Duchenne muscular dystrophy (DMD) is a progressive muscle dysfunction disease characterized by delayed motor development in infancy, progressing to loss of ambulation, and culminating in respiratory or cardiac failure in young adulthood. DMD is an X-linked monogenic neuromuscular disease caused by mutations in the DMD gene, which encodes dystrophin. Dystrophin, together with sarcoglycans and dystroglycan, maintains sarcolemma integrity and stability by interacting with intracellular actin and extracellular laminin. The present standard of care is corticosteroid treatment, which delays the progression of skeletal muscle and cardiac dysfunction but also has serious side effects. The potential for novel drug combination therapies for DMD has not been completely explored.

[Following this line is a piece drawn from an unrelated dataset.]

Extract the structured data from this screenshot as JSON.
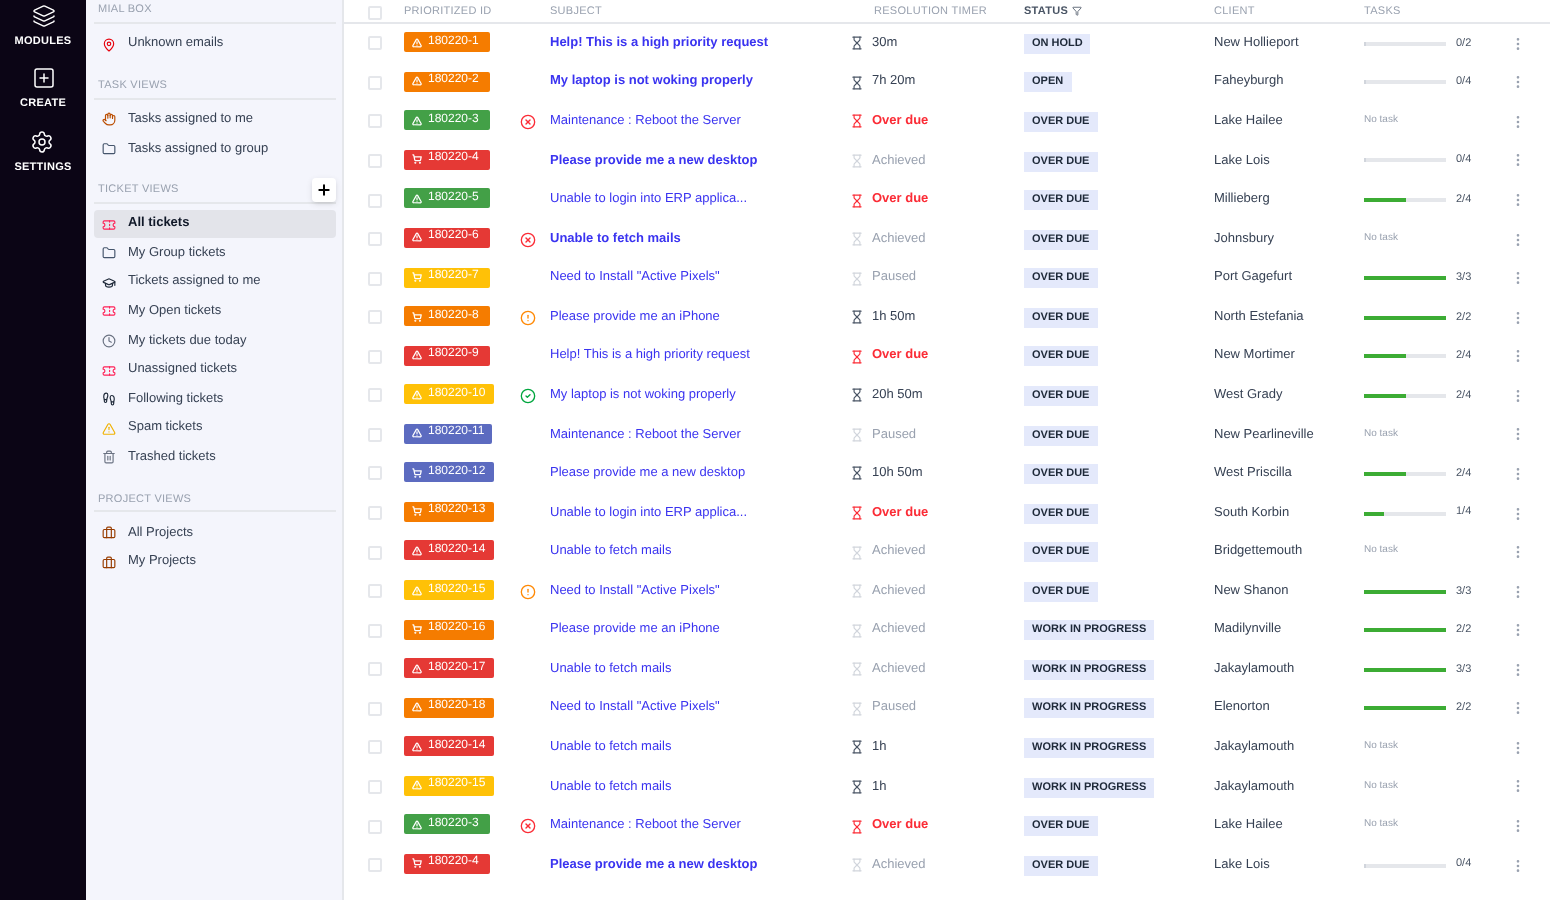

Animal models have helped advance our knowledge of potential pharmacological therapies for DMD. In particular, the zebrafish animal model offers many advantages for drug discovery and understanding drug mechanisms of action for DMD therapies. Similar to dystrophin in humans, zebrafish dystrophin originally localizes to the peripheral ends of the myofibres at the myotendinous junction and gradually shifts to non-junctional sites. Dystrophin deficiency in zebrafish is characterized by extensive muscle degeneration, muscle progenitor proliferation, fibrosis, and greater variation in myofibre cross-sectional areas. Zebrafish combine effective breeding with cost-efficient husbandry and the embryos’ yolk enables rapid development without the need for feeding in the first week. What's more, the translucent embryos are amenable for microscopic observation and the birefringent muscle readily enables assessment of the muscle integrity under polarized light.
Creative Biogene, a zebrafish research company with experienced scientists, has established zebrafish as a preclinical translation model for evaluating new drug therapies for DMD. Our zebrafish models of DMD such as the sapje mutants have implications for the development of suitable treatments for the human disease. We can systematically evaluate a set of drug combination therapies using the zebrafish DMD model. We can also test for mRNA biomarkers associated with disease progression and drug-induced disease amelioration by qRT-PCR and RNA-seq on DMD zebrafish. Besides, we are also equipped with tools specific to measuring muscle abnormality in the zebrafish DMD model and allows for high-throughput screening for DMD therapies, either individually or in combination.
Figure 1. Example of a strategy for testing pharmacological rescue of a zebrafish DMD model.
- The zebrafish model more closely resembles human DMD in symptom severity.
- Drug efficacy can be established in studies with duration as short as four days.
- Both cardiac and skeletal muscle phenotypes and other biomarkers can be easily monitored.
- Can perform large-scale drug screens for small molecules.
Our zebrafish DMD model services will help you to identify the novel drug combinations that are beneficial for DMD. Contact us today to discuss your objectives and how we can reach them.
- Gintjee T J J, et al. High throughput screening in duchenne muscular dystrophy: from drug discovery to functional genomics. Biology, 2014, 3(4): 752-780.
- Berger J. Duchenne Muscular Dystrophy from a Zebrafish’s Perspective. Austin Journal of Musculoskeletal Disorders, 2015, 2(2): 1019-1020.
- Widrick J J, et al. Muscle dysfunction in a zebrafish model of Duchenne muscular dystrophy. Physiological genomics, 2016, 48(11): 850-860.
- Maves L. Recent advances using zebrafish animal models for muscle disease drug discovery. Expert opinion on drug discovery, 2014, 9(9): 1033-1045.
- Widrick J J, et al. Discovery of novel therapeutics for muscular dystrophies using zebrafish phenotypic screens. Journal of neuromuscular diseases, 2019 (Preprint): 1-17.
For research use only. Not intended for any clinical use.